I’m frequently told my diet won’t make a difference to the environment and that animals will continue to be killed and eaten as food no matter what I do. That may be true, but it isn’t the point for me. If we all took that attitude nothing in the world would ever change. We live in a capitalist society and I cannot completely limit the impact I have on the world. Unless I go off grid, live in a tent, and start growing my own food I will always have a footprint. As wonderful as this lifestyle sounds, it isn’t practical. I make mistakes, I could easily eat more whole foods in my diet, etc. What I try to placate myself with is that veganism isn’t about perfection. The Vegan Society itself is clear that we can only do so much and there are ethical decisions we have to make individually – like on lactose-coated medication, for example – but I go to bed knowing each day I’ve tried not to be responsible for the death or mistreatment of any sentient being for the sake of what’s on my plate. That is more important to me than any Camembert or steak, for sure.
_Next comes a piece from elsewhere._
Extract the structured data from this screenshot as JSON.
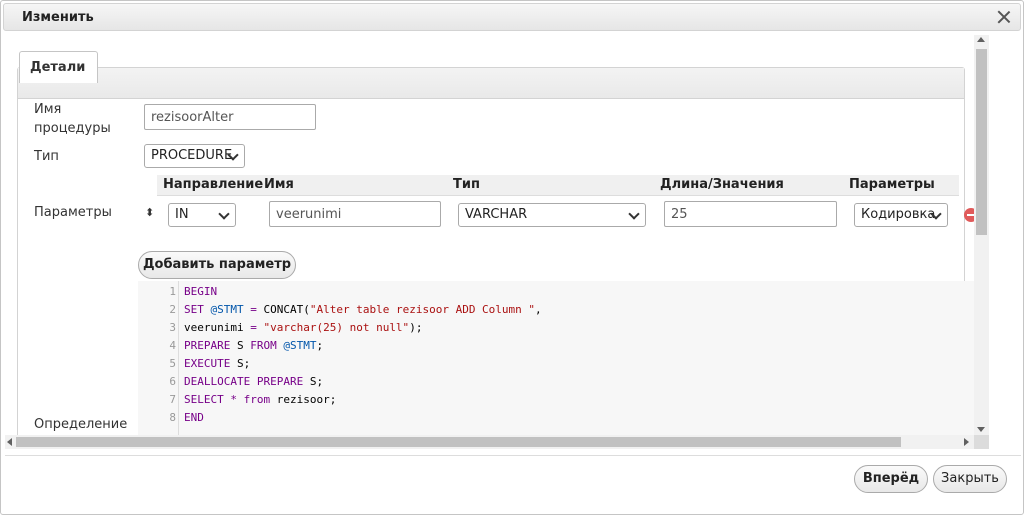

I have tried to cover some of the pertinent points for me but there is still so much more to talk about, especially regarding the treatment of animals and raising vegan children. If anyone would like to chat more about veganism I am happy to answer messages (within reason) via Facebook or Twitter on the subject.
Thanks for reading,